Sulphur abundance uncertainty quality
Calcium abundance upper limit
Calcium abundance uncertainty quality
Titanium abundance upper limit
Titanium abundance uncertainty quality
Chromium abundance upper limit
Chromium abundance uncertainty quality
Neutral iron abundance upper limit
Neutral iron abundance uncertainty quality
Ionised iron abundance upper limit
Ionised iron abundance uncertainty quality
Nickel abundance upper limit
Nickel abundance uncertainty quality
Zirconium abundance upper limit
Zirconium abundance uncertainty quality
Cerium abundance upper limit
Cerium abundance uncertainty quality
Neodymium abundance upper limit
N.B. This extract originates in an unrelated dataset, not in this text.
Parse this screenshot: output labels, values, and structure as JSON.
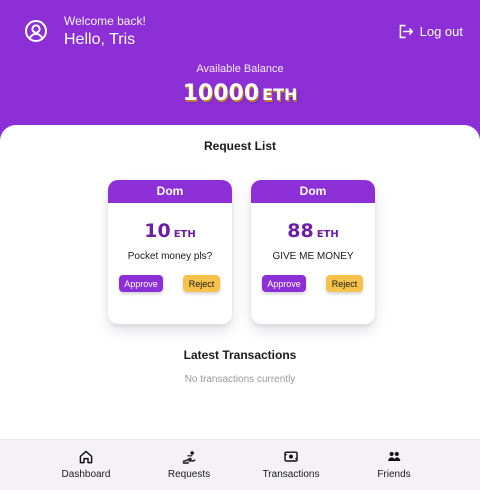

Neodymium abundance uncertainty quality
Cyanogen differential equivalent width quality
DIB quality flag
All results are provided for stars with SNR20 (for an estimate of the RVS signal-to-noise see the expectedsigtonoise field). During the post-processing, dubious results were filtered out based on processing flags. In particular, results out of the validity range of the reference synthetic spectra grids (essentially FGK-type stars) are flagged thanks to the extrapolation character of the GSP-Spec catalogue flag chain.
A detailed description of GSP-Spec results, including an in depth analysis of methodological biases and comparison with literature parameters can be found in Recio-Blanco et al. (2022). Gaia self-consistent calibrations are proposed for the observed biases. It is important to underline the fact that the use of GSP-Spec catalogue flags is crucial for any scientific use of the GSP-Spec results.
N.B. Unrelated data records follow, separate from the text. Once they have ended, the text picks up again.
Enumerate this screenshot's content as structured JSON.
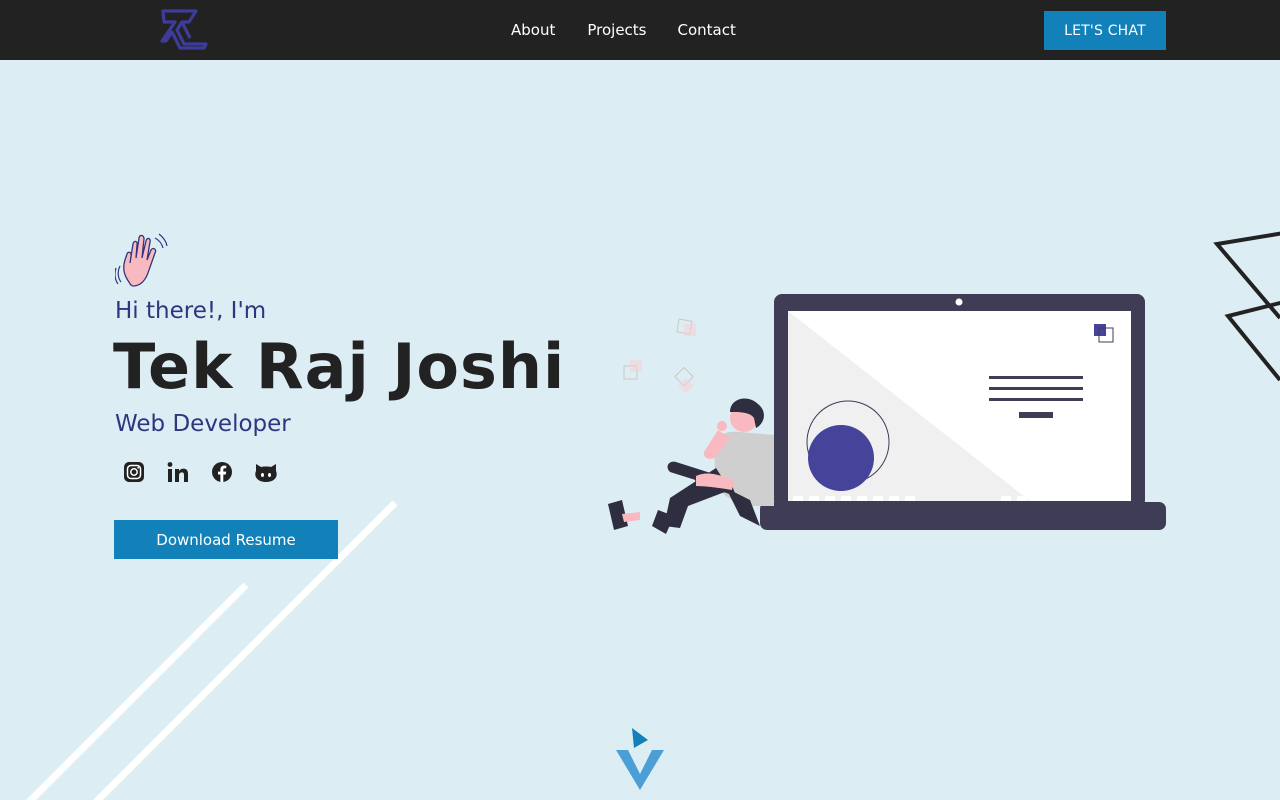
{
  "nav": {
    "logo_alt": "TK logo",
    "links": [
      {
        "label": "About"
      },
      {
        "label": "Projects"
      },
      {
        "label": "Contact"
      }
    ],
    "cta_label": "LET'S CHAT"
  },
  "hero": {
    "greeting": "Hi there!, I'm",
    "name": "Tek Raj Joshi",
    "role": "Web Developer",
    "socials": [
      {
        "icon": "instagram-icon"
      },
      {
        "icon": "linkedin-icon"
      },
      {
        "icon": "facebook-icon"
      },
      {
        "icon": "github-icon"
      }
    ],
    "resume_label": "Download Resume"
  },
  "colors": {
    "background": "#ddedf4",
    "navbar": "#222222",
    "accent": "#1281b9",
    "heading_blue": "#2f357e",
    "illustration_purple": "#3f3d56",
    "illustration_indigo": "#46439a"
  }
}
Notes on ANN observed biases
ANN shows no important internal bias as inferred from tests with synthetic spectra, see Table 11.23. However, compared to the literature, ANN results present important biases that have to be taken into account, see Table 11.24.
Table 11.23: ANN training errors with a randomly selected dataset of approximately 10000 synthetic spectra.
Table 11.24: ANN biases and mean absolute deviations comparing with literature values.
In Figure 11.23 the parameterisation for all stars (5 524 387) is shown, considering all possible flag values.
Plots in Figure 11.24 and Figure 11.25 show that the stars with vbroad values greater than 20 km/s, or radial velocity errors greater than 2 km/s, occupy specific regions of the parameter space, mostly coincident for both.
In Figure 11.26 only the best quality parameterisations are shown (1 307 443), this means stars with no bias induced by vbroad nor radial velocity, also stars with noise uncertainties flag equals to 0 and parameters without extrapolations.